= PROVIDED RECORDS =
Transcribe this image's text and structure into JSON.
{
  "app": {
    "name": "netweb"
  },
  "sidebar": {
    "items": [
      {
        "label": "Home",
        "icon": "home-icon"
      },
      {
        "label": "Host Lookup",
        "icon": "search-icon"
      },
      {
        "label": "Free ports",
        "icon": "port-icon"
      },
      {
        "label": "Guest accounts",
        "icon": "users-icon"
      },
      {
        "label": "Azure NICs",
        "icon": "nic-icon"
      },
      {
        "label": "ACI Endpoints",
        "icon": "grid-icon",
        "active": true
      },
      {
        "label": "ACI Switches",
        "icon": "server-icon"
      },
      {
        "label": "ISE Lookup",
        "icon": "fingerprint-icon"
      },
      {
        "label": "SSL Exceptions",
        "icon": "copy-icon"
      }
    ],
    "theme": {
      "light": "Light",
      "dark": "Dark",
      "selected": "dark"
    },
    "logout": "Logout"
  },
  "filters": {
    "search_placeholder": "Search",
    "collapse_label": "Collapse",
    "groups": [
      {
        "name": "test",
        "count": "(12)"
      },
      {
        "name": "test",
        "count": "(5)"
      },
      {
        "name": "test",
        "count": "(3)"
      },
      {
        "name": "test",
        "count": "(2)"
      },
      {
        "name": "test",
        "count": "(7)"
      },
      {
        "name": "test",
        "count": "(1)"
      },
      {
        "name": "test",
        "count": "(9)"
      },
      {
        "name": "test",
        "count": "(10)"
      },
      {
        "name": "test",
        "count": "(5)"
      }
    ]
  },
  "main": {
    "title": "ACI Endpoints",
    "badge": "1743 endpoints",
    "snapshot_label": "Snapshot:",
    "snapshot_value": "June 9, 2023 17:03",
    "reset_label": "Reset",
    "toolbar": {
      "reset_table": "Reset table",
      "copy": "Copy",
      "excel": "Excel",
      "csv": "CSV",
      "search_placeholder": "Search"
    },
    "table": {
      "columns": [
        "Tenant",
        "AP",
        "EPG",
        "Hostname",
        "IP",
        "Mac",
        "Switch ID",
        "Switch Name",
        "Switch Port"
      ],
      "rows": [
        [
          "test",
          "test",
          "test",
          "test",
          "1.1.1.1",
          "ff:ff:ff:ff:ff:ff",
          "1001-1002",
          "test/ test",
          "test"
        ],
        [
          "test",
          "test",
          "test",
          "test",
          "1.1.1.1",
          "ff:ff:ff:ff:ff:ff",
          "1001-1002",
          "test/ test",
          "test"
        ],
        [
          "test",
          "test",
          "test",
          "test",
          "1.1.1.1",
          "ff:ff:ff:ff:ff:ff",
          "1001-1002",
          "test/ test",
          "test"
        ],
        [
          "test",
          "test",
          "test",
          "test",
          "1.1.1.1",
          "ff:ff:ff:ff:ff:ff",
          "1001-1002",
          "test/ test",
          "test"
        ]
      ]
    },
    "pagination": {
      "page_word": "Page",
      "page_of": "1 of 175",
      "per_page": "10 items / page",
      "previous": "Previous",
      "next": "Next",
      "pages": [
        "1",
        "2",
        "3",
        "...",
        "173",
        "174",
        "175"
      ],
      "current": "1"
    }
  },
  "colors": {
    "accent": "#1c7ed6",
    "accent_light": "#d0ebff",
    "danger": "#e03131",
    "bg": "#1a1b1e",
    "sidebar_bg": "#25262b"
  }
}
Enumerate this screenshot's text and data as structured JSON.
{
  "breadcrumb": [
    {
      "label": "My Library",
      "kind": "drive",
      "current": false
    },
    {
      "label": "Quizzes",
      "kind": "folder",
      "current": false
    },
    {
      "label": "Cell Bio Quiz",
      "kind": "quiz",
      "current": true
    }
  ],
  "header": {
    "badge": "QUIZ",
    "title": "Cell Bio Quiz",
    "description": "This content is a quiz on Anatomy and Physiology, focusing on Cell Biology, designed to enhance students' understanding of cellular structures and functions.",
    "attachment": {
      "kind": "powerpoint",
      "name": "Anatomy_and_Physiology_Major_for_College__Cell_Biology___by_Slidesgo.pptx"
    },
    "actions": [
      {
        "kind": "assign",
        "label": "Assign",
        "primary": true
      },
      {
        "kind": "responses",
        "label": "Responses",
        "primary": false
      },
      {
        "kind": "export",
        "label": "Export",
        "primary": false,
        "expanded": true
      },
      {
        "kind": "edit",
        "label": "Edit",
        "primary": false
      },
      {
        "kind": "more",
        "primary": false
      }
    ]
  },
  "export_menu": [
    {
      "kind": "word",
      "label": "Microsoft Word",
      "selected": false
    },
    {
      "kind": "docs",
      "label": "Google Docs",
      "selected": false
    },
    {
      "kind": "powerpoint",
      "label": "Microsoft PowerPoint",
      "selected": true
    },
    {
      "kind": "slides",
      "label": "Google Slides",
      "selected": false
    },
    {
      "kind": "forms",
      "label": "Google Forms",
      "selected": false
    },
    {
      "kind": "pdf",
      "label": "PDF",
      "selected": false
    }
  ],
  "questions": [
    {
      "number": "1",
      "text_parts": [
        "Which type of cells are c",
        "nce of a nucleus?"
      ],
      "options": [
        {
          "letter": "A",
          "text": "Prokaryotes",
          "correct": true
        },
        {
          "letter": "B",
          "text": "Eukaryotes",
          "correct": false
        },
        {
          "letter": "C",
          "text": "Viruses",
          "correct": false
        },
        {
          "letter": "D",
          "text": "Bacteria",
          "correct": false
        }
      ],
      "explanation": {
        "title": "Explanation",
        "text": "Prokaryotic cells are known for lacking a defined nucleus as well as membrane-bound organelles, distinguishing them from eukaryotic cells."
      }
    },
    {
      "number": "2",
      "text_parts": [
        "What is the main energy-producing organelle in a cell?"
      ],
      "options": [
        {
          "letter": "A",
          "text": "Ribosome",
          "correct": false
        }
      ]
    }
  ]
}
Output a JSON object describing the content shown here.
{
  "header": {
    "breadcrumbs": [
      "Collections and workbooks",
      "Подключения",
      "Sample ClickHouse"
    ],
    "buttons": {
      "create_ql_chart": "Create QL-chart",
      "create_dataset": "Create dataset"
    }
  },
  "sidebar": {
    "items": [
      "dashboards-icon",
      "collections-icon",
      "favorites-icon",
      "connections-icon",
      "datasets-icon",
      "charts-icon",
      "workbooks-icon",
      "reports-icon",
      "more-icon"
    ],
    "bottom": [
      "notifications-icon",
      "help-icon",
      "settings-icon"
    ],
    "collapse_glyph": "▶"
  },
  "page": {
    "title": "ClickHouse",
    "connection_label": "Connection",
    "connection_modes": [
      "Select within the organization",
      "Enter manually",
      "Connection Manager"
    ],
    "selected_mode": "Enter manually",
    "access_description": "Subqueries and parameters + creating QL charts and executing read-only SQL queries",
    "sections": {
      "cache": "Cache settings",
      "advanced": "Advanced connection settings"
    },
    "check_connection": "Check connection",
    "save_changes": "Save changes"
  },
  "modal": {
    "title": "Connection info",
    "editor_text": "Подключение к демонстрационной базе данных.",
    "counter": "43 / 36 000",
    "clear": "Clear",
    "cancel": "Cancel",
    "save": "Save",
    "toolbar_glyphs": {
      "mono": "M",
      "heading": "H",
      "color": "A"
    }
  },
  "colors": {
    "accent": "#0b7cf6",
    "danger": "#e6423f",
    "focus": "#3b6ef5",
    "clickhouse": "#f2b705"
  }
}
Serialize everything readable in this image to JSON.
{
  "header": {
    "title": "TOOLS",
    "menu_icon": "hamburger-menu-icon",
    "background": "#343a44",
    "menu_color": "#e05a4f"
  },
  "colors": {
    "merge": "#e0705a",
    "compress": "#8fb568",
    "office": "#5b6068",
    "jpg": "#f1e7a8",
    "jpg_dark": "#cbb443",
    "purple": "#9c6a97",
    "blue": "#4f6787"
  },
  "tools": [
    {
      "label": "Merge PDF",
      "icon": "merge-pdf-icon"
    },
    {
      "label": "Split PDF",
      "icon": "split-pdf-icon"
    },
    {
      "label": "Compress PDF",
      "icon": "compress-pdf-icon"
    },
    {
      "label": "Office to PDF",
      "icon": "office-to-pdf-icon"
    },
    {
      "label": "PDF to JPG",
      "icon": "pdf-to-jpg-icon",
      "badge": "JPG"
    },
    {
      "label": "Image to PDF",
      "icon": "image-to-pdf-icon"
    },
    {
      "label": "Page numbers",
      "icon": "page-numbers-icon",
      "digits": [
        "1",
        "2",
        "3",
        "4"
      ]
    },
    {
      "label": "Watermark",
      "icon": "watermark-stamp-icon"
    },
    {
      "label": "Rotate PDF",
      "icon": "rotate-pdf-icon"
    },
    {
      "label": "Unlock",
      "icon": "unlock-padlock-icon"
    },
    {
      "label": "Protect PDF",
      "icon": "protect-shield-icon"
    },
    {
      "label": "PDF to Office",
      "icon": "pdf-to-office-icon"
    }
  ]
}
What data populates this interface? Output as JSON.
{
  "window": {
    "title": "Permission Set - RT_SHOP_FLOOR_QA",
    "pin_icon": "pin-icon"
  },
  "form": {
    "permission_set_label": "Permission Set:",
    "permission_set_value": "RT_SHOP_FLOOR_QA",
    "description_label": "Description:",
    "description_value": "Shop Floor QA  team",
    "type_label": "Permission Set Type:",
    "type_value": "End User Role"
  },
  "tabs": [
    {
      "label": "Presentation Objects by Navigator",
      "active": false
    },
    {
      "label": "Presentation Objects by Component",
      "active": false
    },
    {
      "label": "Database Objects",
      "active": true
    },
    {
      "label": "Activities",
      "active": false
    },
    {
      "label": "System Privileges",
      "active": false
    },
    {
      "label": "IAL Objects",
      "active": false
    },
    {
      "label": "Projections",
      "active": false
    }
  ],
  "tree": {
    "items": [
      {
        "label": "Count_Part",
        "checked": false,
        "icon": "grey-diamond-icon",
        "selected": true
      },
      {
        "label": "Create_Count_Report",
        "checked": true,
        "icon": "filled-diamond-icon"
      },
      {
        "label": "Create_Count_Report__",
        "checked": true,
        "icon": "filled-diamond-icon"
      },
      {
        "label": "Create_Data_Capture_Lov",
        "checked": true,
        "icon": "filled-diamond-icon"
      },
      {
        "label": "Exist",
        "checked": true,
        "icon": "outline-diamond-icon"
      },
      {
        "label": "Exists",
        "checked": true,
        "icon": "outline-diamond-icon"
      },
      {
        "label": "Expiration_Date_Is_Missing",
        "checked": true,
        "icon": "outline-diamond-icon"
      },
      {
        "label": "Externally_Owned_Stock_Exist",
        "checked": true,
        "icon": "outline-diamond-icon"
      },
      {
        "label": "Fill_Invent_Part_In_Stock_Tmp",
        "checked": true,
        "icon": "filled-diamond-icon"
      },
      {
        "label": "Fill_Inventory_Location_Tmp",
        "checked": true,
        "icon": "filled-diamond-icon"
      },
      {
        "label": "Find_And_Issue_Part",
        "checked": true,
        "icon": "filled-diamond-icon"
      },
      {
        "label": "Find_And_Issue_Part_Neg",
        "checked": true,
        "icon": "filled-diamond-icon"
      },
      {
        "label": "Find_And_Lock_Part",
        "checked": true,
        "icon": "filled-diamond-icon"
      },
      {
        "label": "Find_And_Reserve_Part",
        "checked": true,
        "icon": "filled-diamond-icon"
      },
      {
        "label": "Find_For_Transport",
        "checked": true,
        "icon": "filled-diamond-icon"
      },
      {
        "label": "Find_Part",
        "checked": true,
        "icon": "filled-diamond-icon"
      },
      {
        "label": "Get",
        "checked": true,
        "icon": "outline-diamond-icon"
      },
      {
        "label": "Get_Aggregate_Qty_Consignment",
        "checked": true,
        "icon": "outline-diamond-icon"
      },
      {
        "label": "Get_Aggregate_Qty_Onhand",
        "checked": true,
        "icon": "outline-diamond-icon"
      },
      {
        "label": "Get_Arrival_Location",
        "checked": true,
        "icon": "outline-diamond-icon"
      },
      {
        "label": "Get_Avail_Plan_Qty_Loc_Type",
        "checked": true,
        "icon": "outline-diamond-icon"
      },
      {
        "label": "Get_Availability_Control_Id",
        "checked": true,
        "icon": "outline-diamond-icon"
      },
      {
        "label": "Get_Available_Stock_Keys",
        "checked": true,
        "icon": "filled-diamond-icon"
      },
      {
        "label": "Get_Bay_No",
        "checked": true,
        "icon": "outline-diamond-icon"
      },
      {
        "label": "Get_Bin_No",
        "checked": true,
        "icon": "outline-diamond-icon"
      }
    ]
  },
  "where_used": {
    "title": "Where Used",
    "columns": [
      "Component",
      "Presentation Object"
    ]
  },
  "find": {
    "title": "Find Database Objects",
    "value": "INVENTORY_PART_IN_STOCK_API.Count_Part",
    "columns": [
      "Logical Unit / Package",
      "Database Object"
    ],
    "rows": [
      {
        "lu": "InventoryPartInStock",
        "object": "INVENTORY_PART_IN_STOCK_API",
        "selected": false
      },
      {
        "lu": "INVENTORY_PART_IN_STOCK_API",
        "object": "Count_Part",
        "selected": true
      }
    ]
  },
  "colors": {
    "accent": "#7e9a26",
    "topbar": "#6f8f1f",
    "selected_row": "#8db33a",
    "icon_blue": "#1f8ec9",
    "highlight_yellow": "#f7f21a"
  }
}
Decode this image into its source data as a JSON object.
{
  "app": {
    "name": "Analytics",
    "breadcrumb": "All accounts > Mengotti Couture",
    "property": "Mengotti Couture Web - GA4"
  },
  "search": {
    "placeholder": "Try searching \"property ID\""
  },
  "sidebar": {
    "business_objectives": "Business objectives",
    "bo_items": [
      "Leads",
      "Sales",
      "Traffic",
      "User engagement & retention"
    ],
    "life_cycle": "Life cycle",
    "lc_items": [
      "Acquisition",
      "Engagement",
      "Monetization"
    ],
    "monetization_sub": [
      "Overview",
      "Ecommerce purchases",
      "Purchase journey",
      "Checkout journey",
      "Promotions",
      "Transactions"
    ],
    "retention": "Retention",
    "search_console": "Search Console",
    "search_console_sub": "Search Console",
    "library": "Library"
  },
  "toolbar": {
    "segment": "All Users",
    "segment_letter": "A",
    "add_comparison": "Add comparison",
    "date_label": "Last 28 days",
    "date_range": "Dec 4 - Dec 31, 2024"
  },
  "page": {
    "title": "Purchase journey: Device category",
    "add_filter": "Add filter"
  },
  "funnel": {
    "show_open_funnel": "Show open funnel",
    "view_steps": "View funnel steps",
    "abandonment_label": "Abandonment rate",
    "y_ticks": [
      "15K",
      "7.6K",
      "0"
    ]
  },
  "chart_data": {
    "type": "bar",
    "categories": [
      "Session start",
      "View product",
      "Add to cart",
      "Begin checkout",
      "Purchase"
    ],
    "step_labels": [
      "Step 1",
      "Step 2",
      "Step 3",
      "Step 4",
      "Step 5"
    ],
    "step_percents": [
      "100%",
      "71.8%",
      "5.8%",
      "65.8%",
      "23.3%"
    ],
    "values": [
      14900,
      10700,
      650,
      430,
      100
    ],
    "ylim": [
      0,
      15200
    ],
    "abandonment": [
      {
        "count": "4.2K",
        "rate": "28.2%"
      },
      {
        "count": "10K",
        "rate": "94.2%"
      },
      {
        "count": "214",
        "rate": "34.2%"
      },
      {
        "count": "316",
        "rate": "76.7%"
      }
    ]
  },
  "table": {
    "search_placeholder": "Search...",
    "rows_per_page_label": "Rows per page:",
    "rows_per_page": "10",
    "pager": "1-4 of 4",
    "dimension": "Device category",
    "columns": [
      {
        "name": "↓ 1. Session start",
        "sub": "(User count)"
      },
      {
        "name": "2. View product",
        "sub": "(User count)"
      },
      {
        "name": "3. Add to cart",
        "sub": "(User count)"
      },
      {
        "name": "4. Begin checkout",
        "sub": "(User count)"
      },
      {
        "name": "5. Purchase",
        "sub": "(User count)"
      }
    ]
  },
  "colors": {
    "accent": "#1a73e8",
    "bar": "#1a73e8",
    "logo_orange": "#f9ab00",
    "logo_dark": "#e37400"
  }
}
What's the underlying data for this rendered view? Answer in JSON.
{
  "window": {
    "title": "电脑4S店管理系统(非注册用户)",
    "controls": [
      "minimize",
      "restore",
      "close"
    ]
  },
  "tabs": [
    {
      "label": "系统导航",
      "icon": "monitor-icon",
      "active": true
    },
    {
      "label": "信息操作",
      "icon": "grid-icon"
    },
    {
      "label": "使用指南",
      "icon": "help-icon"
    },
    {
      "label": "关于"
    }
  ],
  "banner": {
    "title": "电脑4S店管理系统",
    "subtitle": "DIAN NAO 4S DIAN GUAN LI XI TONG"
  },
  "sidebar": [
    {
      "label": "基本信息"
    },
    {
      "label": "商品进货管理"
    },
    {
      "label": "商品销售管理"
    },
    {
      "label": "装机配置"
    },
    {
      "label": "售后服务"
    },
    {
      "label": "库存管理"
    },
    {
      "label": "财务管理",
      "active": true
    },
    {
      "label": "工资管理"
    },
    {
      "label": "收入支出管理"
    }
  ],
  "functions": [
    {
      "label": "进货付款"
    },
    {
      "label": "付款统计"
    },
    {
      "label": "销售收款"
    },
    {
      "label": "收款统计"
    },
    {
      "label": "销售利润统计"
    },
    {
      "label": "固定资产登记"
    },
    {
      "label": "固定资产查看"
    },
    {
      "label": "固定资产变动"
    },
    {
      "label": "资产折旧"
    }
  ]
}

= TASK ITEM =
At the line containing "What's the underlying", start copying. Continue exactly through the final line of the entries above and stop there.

= RESPONSE TO THIS EXERCISE =
What's the underlying data for this rendered view? Answer in JSON.
{
  "window": {
    "title": "电脑4S店管理系统(非注册用户)",
    "controls": [
      "minimize",
      "restore",
      "close"
    ]
  },
  "tabs": [
    {
      "label": "系统导航",
      "icon": "monitor-icon",
      "active": true
    },
    {
      "label": "信息操作",
      "icon": "grid-icon"
    },
    {
      "label": "使用指南",
      "icon": "help-icon"
    },
    {
      "label": "关于"
    }
  ],
  "banner": {
    "title": "电脑4S店管理系统",
    "subtitle": "DIAN NAO 4S DIAN GUAN LI XI TONG"
  },
  "sidebar": [
    {
      "label": "基本信息"
    },
    {
      "label": "商品进货管理"
    },
    {
      "label": "商品销售管理"
    },
    {
      "label": "装机配置"
    },
    {
      "label": "售后服务"
    },
    {
      "label": "库存管理"
    },
    {
      "label": "财务管理",
      "active": true
    },
    {
      "label": "工资管理"
    },
    {
      "label": "收入支出管理"
    }
  ],
  "functions": [
    {
      "label": "进货付款"
    },
    {
      "label": "付款统计"
    },
    {
      "label": "销售收款"
    },
    {
      "label": "收款统计"
    },
    {
      "label": "销售利润统计"
    },
    {
      "label": "固定资产登记"
    },
    {
      "label": "固定资产查看"
    },
    {
      "label": "固定资产变动"
    },
    {
      "label": "资产折旧"
    }
  ]
}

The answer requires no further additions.